Hypoplastic Left Heart Syndrome

Timothy J. Nelson, M.D., Ph.D.
  • Director
  • Todd and Karen Wanek Family Program for Hypoplastic Left Heart Syndrome

Timothy J. Nelson, M.D., Ph.D.: The Hypoplastic Left Heart Research Program is focused on many aspects. One of which is regenerative strategies, and how can we use the knowledge of stem cells to try to understand this particular disease and how we can ultimately design new therapeutics that we could use to treat this, treat patients with this syndrome. Hypoplastic left heart syndrome is a congenital heart disease. Babies are born with this condition, with half of their heart missing. And one strategy that we're aiming to understand is what causes this congenital birth defect in these children. And one hypothesis is that the stem cells may be defective. So our goal is to understand how the stem cells may not be functioning properly in these children. And by understanding that, we may be able to find ways to reverse it and to have a therapeutic that we could offer.

One of the problems with hypoplastic left heart is that the heart is too weak to do what we're asking it to do. The right side of the heart isn't designed to be strong enough to do the workload. So we're aiming to understand how we can use stem cells and how we can plant the right stem cell into these patients to make the right heart bigger, better and stronger. If we can identify the right stem cell and we can transplant it into the patient at the right time, this may be one strategy to make these patients live a better life and have a stronger heart function.

Hypoplastic left heart syndrome (HLHS) is a rare and complex form of congenital heart disease in which the left side of a child's heart is severely underdeveloped. Today, treatment normally involves a three-stage surgery to reroute blood flow in the heart.

Though effective, these surgeries do not eliminate the chance that a child with HLHS may need a heart transplant in the future.

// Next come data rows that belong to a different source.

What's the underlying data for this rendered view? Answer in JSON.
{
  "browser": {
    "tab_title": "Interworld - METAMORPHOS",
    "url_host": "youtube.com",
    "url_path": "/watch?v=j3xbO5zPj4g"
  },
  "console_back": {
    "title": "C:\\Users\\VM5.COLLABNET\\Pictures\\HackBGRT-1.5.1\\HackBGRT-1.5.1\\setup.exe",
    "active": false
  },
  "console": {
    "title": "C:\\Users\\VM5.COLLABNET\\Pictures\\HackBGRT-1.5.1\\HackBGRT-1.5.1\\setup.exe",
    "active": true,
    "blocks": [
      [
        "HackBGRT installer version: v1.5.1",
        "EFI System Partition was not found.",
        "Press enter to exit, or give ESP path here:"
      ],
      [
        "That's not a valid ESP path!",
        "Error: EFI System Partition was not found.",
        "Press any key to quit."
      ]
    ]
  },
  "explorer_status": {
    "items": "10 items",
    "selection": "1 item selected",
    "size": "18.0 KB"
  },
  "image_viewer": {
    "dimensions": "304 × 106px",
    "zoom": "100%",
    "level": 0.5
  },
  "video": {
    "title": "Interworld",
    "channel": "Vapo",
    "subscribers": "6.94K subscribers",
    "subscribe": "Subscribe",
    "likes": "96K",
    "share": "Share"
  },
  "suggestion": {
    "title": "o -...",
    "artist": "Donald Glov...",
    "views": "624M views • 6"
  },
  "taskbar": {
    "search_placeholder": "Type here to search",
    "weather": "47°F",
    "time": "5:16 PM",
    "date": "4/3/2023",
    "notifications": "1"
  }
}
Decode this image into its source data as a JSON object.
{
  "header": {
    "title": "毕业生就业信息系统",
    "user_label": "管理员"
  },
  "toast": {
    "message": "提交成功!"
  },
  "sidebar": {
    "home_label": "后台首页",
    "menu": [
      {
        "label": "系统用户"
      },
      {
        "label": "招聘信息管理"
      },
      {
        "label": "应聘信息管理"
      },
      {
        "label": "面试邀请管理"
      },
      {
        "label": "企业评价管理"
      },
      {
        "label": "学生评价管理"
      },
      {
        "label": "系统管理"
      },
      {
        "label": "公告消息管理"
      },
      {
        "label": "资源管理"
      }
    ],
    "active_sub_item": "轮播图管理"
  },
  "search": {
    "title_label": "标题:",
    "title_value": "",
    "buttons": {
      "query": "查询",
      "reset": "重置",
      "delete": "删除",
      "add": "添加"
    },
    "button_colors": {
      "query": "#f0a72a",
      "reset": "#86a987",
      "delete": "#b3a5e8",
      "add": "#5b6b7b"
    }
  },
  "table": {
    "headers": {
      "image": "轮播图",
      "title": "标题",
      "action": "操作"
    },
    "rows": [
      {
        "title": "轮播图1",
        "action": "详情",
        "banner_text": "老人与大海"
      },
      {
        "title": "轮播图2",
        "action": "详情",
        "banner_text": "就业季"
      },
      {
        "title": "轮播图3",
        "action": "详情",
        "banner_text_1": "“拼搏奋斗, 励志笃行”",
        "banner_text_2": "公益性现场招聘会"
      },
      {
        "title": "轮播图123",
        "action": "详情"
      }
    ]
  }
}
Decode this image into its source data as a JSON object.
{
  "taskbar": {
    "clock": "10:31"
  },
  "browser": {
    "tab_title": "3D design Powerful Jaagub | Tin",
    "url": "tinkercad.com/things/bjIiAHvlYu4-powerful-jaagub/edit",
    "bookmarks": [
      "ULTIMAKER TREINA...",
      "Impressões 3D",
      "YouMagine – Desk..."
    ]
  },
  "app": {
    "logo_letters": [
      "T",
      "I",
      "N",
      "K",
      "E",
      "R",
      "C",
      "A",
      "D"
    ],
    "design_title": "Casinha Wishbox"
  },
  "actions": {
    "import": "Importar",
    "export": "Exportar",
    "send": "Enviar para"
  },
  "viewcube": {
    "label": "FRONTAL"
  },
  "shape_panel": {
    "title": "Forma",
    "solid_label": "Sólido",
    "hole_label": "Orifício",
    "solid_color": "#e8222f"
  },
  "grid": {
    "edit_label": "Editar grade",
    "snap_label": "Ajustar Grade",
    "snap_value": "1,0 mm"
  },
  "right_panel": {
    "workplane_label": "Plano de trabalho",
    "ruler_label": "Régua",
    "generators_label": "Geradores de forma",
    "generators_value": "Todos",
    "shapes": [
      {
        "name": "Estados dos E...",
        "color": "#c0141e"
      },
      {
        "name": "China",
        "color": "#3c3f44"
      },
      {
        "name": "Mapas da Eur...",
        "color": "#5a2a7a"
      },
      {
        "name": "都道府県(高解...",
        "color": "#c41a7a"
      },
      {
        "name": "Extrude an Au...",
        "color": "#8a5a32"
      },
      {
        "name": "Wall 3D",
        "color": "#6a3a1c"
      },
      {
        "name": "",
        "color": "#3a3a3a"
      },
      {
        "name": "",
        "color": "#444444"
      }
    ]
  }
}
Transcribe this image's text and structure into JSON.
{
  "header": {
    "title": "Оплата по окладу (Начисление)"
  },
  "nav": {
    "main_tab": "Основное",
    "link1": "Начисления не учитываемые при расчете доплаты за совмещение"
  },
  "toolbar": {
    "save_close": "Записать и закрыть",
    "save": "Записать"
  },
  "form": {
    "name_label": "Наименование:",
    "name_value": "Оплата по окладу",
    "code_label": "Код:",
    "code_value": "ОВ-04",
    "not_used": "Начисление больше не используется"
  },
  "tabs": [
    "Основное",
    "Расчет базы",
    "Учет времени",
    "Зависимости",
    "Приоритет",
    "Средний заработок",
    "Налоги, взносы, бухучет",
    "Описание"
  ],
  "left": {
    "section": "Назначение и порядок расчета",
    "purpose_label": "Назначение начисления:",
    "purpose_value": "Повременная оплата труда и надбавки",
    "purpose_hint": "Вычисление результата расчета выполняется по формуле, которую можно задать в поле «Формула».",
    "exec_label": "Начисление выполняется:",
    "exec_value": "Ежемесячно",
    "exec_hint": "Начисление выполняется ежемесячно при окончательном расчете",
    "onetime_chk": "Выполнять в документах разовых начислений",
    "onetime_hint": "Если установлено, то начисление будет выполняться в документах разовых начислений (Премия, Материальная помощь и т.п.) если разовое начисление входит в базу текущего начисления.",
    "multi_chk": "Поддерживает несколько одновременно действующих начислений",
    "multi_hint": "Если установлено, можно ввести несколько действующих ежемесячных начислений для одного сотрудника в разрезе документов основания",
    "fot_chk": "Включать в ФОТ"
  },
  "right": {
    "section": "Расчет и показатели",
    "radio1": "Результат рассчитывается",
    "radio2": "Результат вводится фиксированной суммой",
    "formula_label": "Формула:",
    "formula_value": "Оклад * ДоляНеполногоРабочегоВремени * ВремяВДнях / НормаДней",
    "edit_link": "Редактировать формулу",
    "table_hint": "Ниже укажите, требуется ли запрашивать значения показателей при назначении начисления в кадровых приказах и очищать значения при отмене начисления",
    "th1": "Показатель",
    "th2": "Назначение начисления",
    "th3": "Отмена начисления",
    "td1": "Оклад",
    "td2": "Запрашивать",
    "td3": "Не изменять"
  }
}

In the Todd and Karen Wanek Family Program for Hypoplastic Left Heart Syndrome, a diverse group of Mayo Clinic physicians and researchers led by Timothy J. Nelson, M.D., Ph.D., at Mayo Clinic's campus in Rochester, Minnesota, is launching clinical trials that bring the latest advances in cell therapy to people with HLHS.

Within the program, teams are:

  • Studying how regenerative therapies can strengthen the hearts of patients with HLHS and delay — or even prevent — the need for heart transplants
  • Developing better ways to assess right ventricular function in HLHS and predict outcomes
  • Determining the genetic basis for HLHS
  • Building a comprehensive annotated HLHS biorepository

Visit the HLHS Cause to Cure blog for the latest research developments, patient stories and other information from Mayo Clinic researchers, physicians and staff.

More information about the program is on the Todd and Karen Wanek Family Program for Hypoplastic Left Heart Syndrome website.